A neighborhood bakery has actually made it its mission to assist the homeless in St. Louis — and now, amid social distancing because of COVID-19, the owners want your assist to remain afloat. Husband and spouse Fred and Sharon Domke based Bridge Bread (2604 Cherokee Avenue, 314-296-3077) again in 2011 with a singular mission: to assist individuals transition out of homelessness by offering them with employment and the abilities wanted to help themselves working within the restaurant trade.
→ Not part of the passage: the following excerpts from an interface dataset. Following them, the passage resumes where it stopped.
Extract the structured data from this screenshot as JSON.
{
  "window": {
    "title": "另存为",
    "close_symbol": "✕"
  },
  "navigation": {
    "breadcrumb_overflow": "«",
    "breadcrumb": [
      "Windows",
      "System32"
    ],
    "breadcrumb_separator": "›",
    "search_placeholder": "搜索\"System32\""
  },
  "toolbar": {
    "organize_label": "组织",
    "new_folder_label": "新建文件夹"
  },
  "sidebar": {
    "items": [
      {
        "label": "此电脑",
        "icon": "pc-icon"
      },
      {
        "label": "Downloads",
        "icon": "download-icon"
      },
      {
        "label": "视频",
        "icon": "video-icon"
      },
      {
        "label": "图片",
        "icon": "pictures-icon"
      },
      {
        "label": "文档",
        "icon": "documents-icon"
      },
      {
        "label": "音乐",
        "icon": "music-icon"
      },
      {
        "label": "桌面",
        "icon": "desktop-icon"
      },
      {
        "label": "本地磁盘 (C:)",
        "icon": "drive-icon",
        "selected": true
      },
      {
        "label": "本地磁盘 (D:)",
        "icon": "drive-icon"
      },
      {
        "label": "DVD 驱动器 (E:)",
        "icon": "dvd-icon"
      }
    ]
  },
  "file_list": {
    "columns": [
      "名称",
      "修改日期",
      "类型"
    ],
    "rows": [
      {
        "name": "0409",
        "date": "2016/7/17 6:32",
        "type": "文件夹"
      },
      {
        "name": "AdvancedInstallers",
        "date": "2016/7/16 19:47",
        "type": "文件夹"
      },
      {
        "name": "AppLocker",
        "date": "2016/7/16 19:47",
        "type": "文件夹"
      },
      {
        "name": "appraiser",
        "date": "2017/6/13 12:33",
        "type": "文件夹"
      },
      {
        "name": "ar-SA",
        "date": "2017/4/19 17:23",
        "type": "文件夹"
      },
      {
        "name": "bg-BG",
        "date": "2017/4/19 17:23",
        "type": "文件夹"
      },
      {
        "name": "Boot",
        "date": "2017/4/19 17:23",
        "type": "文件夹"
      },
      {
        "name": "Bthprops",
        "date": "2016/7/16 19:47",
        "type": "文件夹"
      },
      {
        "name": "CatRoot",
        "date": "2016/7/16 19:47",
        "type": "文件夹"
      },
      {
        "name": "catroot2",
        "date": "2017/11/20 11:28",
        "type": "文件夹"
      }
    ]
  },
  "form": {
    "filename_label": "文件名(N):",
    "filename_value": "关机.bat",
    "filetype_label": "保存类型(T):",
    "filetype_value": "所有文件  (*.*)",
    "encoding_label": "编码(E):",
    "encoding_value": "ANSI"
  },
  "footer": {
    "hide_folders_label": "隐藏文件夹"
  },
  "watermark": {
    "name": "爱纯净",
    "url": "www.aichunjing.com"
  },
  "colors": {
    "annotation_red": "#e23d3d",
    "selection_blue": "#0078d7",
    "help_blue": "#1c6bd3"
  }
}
For the previous nine years, that is precisely what the nonprofit bakery has carried out. Last week, nonetheless, as most of the eating places and firms that purchase the bakery’s bread began to reevaluate enterprise within the wake of COVID-19, Bridge noticed its gross sales slashed by half.
Bridge Bread outlined its estimates for future misplaced enterprise and wages in a put up on its website, with a median value for month-to-month wages and payroll taxes of $eight,200 in 2019. Assuming that the bakery continues to face misplaced enterprise for the following two months adopted by a gradual restoration interval, Domke estimates that Bridge will want $20,000 to remain open. As of this writing, the Fb publish requesting donations has earned $3,598.
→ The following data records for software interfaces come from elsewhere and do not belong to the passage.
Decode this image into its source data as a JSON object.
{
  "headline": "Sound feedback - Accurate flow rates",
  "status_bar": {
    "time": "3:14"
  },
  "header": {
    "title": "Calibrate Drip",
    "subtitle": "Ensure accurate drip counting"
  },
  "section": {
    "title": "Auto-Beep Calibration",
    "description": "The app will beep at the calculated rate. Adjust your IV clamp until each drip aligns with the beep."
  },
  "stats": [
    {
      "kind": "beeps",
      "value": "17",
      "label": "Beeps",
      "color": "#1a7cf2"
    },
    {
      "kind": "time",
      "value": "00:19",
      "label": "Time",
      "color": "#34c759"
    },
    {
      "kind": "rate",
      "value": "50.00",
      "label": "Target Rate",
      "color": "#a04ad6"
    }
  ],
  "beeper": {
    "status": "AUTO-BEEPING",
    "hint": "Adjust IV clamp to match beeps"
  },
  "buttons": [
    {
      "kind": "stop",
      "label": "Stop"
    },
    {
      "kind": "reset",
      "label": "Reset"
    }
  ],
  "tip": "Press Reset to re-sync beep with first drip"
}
“Our bakers take delight in incomes their wages and we are going to, as a lot as doable inside secure practices, use this time in a method that gives significant work, which incorporates persevering with to make bread for native pantries,” Domke mentioned within the assertion. “We additionally intend to do deferred upkeep on the bakery, make investments time in coaching, take this as a chance to high-quality-tune our baking abilities, and discover new merchandise. We could even have the chance to start out up a donut line with quickly-to-be donated tools.”
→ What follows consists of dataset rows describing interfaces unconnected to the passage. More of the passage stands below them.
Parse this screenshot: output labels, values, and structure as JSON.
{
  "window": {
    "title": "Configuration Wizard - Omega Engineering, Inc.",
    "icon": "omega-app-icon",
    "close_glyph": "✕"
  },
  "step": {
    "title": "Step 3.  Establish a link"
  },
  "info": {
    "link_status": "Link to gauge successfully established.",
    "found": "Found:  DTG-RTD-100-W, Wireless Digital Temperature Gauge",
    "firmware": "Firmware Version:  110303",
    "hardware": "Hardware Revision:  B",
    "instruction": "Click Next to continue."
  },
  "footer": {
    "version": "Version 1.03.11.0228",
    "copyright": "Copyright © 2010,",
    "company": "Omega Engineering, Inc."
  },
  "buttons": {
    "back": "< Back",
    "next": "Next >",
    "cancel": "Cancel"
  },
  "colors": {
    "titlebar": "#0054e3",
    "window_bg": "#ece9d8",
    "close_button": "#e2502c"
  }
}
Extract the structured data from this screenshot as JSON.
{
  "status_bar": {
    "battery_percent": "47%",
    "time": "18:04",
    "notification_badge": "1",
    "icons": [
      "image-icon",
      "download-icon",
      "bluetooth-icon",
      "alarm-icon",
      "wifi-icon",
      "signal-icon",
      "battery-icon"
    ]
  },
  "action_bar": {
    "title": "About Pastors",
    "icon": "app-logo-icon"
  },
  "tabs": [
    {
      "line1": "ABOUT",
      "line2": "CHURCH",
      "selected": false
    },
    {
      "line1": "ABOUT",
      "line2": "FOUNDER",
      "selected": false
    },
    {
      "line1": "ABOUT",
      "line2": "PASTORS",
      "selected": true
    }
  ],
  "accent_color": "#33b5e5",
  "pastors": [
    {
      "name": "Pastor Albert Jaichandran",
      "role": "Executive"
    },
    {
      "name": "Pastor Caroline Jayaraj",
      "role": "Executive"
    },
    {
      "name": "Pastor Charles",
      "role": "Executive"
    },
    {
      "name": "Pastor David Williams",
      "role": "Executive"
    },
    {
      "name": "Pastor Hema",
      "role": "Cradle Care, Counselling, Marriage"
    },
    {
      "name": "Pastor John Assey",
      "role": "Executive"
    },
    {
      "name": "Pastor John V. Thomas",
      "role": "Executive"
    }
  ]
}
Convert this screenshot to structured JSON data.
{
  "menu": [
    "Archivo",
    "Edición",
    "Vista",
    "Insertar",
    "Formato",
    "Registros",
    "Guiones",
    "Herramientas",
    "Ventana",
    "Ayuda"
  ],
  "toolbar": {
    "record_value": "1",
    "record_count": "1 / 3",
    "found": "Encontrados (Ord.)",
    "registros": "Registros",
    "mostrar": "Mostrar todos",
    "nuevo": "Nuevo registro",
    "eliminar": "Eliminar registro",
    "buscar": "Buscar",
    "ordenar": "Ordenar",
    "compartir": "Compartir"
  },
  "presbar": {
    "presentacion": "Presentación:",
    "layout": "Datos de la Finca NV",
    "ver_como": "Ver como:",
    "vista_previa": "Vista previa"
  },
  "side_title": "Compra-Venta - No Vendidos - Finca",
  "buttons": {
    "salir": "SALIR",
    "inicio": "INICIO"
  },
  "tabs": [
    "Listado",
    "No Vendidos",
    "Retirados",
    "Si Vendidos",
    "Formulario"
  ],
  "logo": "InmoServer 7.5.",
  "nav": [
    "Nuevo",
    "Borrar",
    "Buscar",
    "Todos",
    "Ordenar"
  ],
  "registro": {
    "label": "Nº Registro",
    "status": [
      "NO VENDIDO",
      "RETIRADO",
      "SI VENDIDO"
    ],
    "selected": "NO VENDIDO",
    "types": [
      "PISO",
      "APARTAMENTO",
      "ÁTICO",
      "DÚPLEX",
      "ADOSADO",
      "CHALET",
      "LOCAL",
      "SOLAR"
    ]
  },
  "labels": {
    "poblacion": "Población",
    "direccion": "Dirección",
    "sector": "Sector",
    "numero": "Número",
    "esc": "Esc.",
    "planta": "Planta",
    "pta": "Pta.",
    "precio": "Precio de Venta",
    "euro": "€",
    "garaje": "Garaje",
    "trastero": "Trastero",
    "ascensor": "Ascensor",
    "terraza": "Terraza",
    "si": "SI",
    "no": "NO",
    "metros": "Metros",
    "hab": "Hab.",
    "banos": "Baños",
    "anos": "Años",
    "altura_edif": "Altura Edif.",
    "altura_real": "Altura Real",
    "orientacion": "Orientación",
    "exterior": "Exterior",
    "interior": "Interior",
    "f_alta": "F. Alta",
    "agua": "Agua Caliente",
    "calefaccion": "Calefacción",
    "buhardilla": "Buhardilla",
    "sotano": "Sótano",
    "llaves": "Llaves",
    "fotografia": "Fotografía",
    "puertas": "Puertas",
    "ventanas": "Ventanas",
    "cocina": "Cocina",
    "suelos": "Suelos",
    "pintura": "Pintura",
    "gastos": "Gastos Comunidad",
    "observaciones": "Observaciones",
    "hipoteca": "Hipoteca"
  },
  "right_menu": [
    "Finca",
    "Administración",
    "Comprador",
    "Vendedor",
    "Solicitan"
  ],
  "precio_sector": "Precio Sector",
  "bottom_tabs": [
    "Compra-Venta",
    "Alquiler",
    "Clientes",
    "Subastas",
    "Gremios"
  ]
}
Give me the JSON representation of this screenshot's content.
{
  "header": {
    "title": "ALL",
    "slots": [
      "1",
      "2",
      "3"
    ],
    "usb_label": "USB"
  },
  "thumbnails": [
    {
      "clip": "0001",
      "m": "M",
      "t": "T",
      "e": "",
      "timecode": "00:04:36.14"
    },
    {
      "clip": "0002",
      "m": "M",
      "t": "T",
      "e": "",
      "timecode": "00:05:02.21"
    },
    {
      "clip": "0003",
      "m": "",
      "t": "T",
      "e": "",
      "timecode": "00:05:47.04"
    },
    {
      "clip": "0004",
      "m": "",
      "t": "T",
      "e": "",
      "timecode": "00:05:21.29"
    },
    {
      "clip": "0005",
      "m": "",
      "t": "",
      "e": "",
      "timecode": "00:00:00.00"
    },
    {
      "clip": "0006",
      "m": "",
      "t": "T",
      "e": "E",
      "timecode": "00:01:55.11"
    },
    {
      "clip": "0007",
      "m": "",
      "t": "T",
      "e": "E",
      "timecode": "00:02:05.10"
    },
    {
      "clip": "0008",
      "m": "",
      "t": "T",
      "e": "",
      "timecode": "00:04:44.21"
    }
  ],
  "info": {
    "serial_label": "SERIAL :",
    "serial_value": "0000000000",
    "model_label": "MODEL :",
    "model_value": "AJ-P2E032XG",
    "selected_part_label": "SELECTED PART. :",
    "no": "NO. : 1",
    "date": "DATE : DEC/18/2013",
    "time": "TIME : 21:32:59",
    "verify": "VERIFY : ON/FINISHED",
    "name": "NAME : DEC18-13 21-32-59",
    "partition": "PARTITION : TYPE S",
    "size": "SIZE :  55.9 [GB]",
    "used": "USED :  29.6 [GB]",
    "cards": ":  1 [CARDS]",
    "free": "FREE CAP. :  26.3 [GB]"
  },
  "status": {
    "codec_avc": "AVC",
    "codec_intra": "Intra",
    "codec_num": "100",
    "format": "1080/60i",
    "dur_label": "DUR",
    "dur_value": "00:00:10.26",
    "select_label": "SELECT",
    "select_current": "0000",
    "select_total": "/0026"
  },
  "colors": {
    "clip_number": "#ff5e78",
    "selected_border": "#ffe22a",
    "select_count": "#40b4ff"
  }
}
For these unfamiliar with Bridge Bread, the enterprise began out in a business kitchen in 2011 and has since grown to incorporate a retail retailer on Cherokee Street. When the Riverfront Times shared plans for the retail store in 2015, Domke mentioned that each one five of Bridge Bread’s then-previously homeless staff had transitioned to housing.